START Dataset extract

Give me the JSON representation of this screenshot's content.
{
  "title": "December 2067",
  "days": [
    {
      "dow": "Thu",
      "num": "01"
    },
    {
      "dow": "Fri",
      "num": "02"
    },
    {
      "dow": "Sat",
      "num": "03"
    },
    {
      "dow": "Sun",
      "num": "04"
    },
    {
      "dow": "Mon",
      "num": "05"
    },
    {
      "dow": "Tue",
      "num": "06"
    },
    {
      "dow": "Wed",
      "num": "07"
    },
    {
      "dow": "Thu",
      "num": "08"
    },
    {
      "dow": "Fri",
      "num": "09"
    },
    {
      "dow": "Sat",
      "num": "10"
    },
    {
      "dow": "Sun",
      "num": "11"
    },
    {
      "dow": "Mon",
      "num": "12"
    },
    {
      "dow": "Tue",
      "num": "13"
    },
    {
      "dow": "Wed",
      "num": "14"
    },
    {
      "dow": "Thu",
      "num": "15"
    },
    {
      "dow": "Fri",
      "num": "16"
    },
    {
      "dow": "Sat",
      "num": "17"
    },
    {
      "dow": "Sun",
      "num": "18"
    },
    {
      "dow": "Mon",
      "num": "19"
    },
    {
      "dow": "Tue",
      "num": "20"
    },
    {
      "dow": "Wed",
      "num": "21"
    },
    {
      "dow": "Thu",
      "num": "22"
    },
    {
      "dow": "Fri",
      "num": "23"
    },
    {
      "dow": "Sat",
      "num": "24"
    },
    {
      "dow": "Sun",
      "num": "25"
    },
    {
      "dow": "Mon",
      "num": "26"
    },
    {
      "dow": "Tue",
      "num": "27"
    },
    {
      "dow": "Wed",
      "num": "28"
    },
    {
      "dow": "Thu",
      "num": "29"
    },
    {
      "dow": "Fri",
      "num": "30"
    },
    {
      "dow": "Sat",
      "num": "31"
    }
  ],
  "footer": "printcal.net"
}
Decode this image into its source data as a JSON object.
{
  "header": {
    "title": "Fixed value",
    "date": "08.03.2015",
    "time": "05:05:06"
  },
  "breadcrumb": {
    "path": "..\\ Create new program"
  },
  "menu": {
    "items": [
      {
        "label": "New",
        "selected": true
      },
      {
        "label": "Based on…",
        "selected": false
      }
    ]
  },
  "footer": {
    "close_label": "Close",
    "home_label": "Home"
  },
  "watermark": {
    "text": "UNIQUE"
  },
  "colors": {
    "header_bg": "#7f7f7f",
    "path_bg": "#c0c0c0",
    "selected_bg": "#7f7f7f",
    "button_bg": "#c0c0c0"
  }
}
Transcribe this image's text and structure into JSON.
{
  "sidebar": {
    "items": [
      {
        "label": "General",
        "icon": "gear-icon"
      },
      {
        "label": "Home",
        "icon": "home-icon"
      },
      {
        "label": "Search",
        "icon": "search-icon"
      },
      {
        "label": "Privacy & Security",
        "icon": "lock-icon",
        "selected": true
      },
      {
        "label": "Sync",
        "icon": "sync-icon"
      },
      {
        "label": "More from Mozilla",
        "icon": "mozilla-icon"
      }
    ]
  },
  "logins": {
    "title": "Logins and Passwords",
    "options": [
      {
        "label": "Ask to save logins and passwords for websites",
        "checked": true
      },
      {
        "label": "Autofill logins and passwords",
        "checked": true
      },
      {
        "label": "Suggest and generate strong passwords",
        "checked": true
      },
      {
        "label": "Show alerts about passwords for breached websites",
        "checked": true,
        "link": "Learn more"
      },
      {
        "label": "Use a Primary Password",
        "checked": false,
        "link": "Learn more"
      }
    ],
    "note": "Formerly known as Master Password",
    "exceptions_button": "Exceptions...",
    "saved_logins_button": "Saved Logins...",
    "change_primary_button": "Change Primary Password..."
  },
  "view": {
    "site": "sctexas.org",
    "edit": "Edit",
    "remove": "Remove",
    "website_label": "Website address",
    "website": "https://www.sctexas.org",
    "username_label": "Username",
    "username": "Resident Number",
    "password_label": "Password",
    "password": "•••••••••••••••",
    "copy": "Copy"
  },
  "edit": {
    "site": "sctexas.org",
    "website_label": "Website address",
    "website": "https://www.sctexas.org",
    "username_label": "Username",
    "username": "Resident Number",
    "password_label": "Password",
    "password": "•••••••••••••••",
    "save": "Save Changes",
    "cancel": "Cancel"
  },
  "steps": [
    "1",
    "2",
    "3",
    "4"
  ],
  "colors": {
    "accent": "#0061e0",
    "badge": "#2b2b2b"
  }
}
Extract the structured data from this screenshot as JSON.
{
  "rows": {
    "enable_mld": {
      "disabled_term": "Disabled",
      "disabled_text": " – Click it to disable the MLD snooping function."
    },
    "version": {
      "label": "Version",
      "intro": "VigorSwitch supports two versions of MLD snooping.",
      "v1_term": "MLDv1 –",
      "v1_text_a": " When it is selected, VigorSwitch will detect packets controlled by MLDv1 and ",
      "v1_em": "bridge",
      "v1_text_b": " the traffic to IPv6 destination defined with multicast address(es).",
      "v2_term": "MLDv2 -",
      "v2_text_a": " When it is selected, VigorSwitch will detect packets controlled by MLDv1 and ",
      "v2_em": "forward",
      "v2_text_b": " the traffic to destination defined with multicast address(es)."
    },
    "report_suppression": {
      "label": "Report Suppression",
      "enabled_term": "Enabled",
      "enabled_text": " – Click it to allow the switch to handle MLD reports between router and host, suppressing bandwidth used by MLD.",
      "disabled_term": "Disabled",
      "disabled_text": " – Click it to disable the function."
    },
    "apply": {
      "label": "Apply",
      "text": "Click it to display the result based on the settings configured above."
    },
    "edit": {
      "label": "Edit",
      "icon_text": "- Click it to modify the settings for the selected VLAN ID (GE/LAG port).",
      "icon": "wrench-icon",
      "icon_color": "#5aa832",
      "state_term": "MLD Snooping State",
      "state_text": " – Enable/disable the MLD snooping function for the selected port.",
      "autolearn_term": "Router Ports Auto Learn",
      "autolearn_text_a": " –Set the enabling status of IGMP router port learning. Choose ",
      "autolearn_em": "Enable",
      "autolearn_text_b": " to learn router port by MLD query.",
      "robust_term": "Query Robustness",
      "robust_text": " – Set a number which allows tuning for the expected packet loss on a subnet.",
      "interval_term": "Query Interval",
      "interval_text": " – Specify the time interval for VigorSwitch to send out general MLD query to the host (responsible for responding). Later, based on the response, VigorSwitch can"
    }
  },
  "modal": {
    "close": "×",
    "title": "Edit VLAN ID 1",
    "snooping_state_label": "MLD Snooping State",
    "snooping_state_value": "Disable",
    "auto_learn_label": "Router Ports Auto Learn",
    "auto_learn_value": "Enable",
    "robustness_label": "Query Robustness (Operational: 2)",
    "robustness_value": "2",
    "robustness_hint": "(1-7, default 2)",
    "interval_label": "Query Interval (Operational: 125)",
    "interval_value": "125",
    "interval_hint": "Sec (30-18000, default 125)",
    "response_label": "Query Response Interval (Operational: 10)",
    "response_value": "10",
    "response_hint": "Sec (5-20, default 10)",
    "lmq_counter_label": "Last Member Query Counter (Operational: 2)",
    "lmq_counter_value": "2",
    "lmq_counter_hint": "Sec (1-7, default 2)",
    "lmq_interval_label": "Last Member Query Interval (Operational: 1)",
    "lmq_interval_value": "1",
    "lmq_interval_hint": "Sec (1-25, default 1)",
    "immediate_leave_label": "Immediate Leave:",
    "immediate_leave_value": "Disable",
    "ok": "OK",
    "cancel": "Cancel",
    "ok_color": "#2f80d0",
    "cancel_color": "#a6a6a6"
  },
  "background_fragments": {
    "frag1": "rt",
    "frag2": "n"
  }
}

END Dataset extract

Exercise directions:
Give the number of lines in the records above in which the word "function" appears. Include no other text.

Written reply:
3